Activity:
Look through the records and report how many lines include the word "this", with no other words.

Component data from apps and pages:

○ ○ ○

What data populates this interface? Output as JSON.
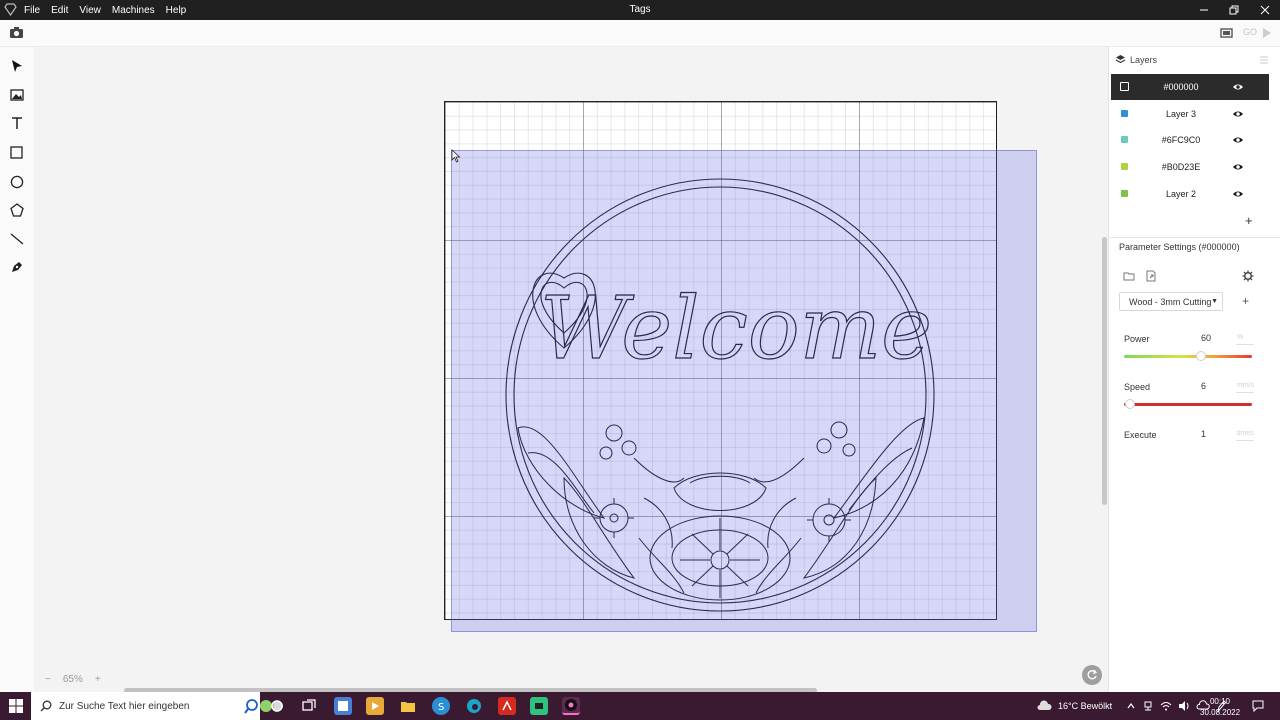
{
  "app": {
    "window_title": "Tags",
    "menu": [
      "File",
      "Edit",
      "View",
      "Machines",
      "Help"
    ],
    "go_label": "GO"
  },
  "canvas": {
    "zoom_minus": "−",
    "zoom_level": "65%",
    "zoom_plus": "+",
    "design_text": "Welcome"
  },
  "layers": {
    "title": "Layers",
    "items": [
      {
        "name": "#000000",
        "color": "#000000",
        "active": true
      },
      {
        "name": "Layer 3",
        "color": "#2f8fd8"
      },
      {
        "name": "#6FC9C0",
        "color": "#6fc9c0"
      },
      {
        "name": "#B0D23E",
        "color": "#b0d23e"
      },
      {
        "name": "Layer 2",
        "color": "#7dc34a"
      }
    ],
    "add": "+"
  },
  "params": {
    "title": "Parameter Settings (#000000)",
    "preset": "Wood - 3mm Cutting",
    "preset_add": "+",
    "power_label": "Power",
    "power_value": "60",
    "power_unit": "%",
    "power_fraction": 0.6,
    "speed_label": "Speed",
    "speed_value": "6",
    "speed_unit": "mm/s",
    "execute_label": "Execute",
    "execute_value": "1",
    "execute_unit": "times"
  },
  "taskbar": {
    "search_placeholder": "Zur Suche Text hier eingeben",
    "weather": "16°C  Bewölkt",
    "time": "00:10",
    "date": "30.08.2022"
  },
  "colors": {
    "accent": "#2b2b2b",
    "selection": "#6363e1",
    "taskbar": "#3a1a31"
  }
}
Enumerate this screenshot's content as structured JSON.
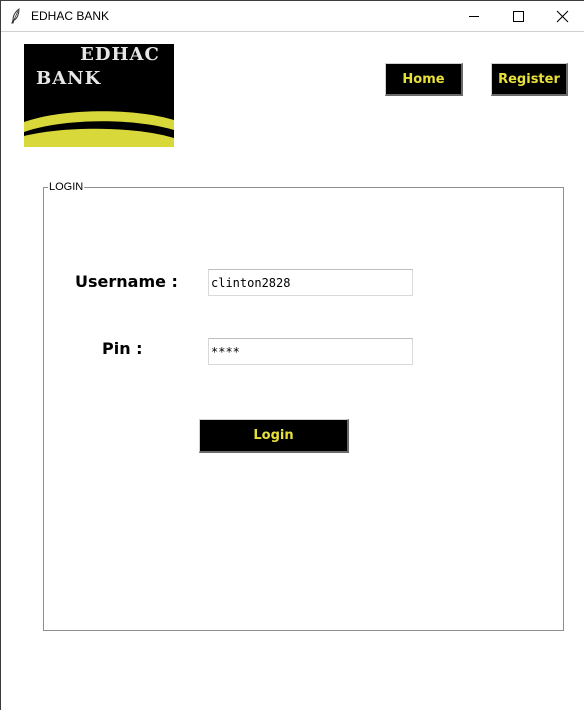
{
  "window": {
    "title": "EDHAC BANK",
    "icon": "feather-icon",
    "controls": [
      "minimize-icon",
      "maximize-icon",
      "close-icon"
    ]
  },
  "logo": {
    "line1": "EDHAC",
    "line2": "BANK",
    "colors": {
      "background": "#000000",
      "swoosh": "#d8d83a",
      "text": "#e6e6e6"
    }
  },
  "nav": {
    "home_label": "Home",
    "register_label": "Register"
  },
  "login": {
    "frame_label": "LOGIN",
    "username_label": "Username :",
    "username_value": "clinton2828",
    "pin_label": "Pin :",
    "pin_value": "****",
    "login_button": "Login"
  },
  "colors": {
    "button_bg": "#000000",
    "button_text": "#e8e03a"
  }
}
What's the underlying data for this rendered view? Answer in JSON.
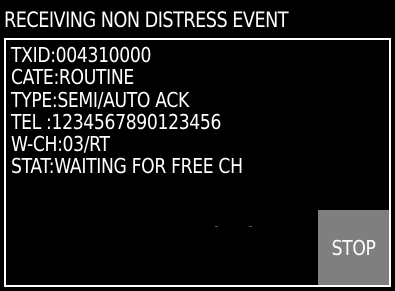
{
  "header": {
    "title": "RECEIVING NON DISTRESS EVENT"
  },
  "details": {
    "lines": [
      "TXID:004310000",
      "CATE:ROUTINE",
      "TYPE:SEMI/AUTO ACK",
      "TEL :1234567890123456",
      "W-CH:03/RT",
      "STAT:WAITING FOR FREE CH"
    ]
  },
  "actions": {
    "stop_label": "STOP"
  },
  "colors": {
    "background": "#000000",
    "text": "#ffffff",
    "border": "#ffffff",
    "button": "#7f7f7f"
  }
}
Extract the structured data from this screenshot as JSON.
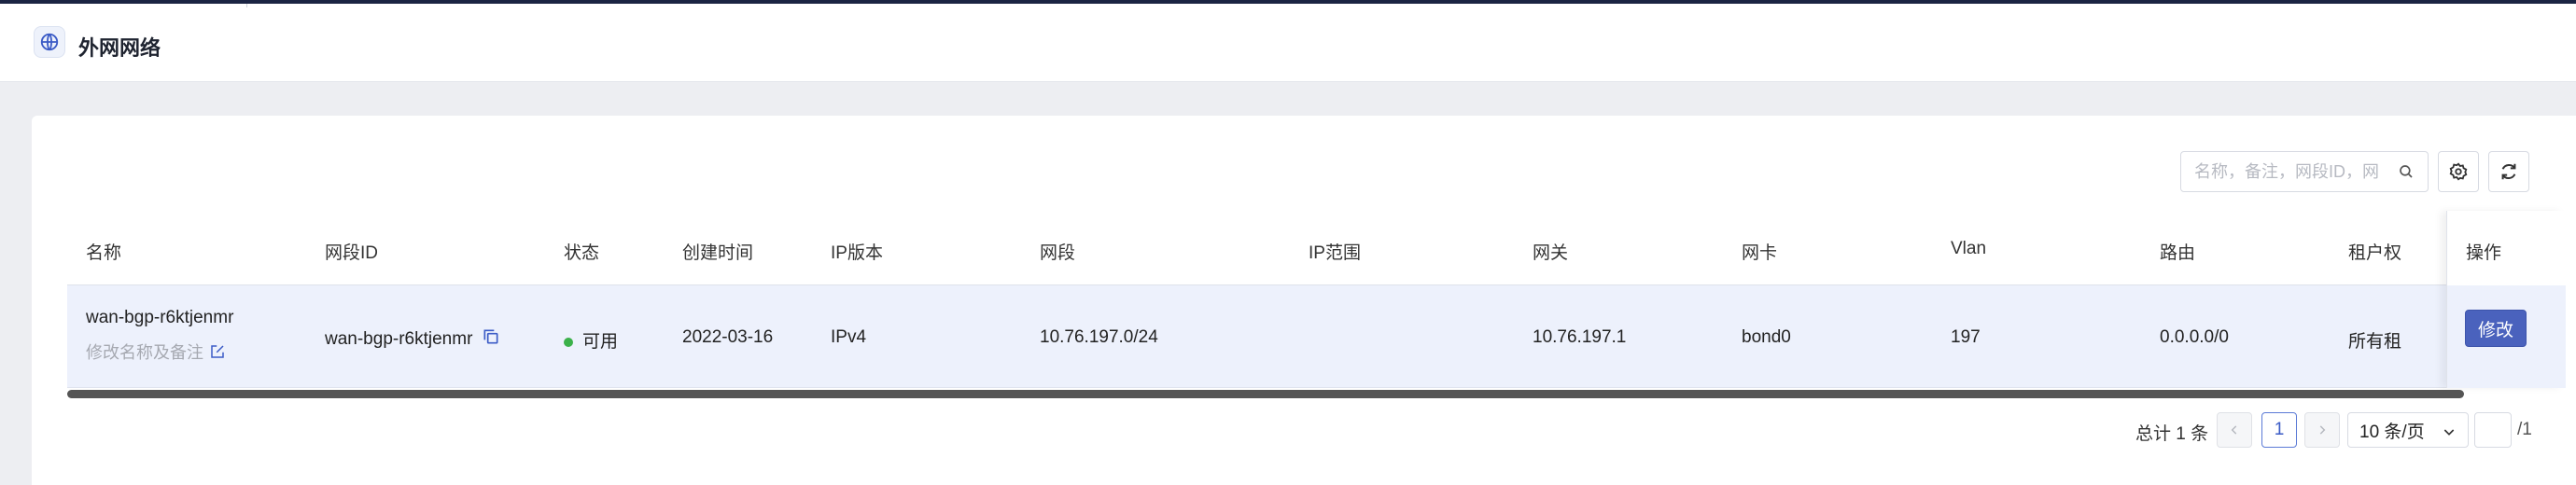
{
  "header": {
    "title": "外网网络"
  },
  "toolbar": {
    "search_placeholder": "名称，备注，网段ID，网"
  },
  "table": {
    "columns": [
      "名称",
      "网段ID",
      "状态",
      "创建时间",
      "IP版本",
      "网段",
      "IP范围",
      "网关",
      "网卡",
      "Vlan",
      "路由",
      "租户权"
    ],
    "action_column": "操作",
    "rows": [
      {
        "name": "wan-bgp-r6ktjenmr",
        "name_edit": "修改名称及备注",
        "segment_id": "wan-bgp-r6ktjenmr",
        "status": "可用",
        "created": "2022-03-16",
        "ip_version": "IPv4",
        "segment": "10.76.197.0/24",
        "ip_range": "",
        "gateway": "10.76.197.1",
        "nic": "bond0",
        "vlan": "197",
        "route": "0.0.0.0/0",
        "tenant": "所有租",
        "action": "修改"
      }
    ]
  },
  "pagination": {
    "total": "总计 1 条",
    "current_page": "1",
    "page_size": "10 条/页",
    "total_pages": "/1"
  },
  "colors": {
    "accent": "#4a62bd",
    "status_ok": "#3bb14a",
    "row_highlight": "#edf1fc"
  }
}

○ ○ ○

Response to the exercise:
4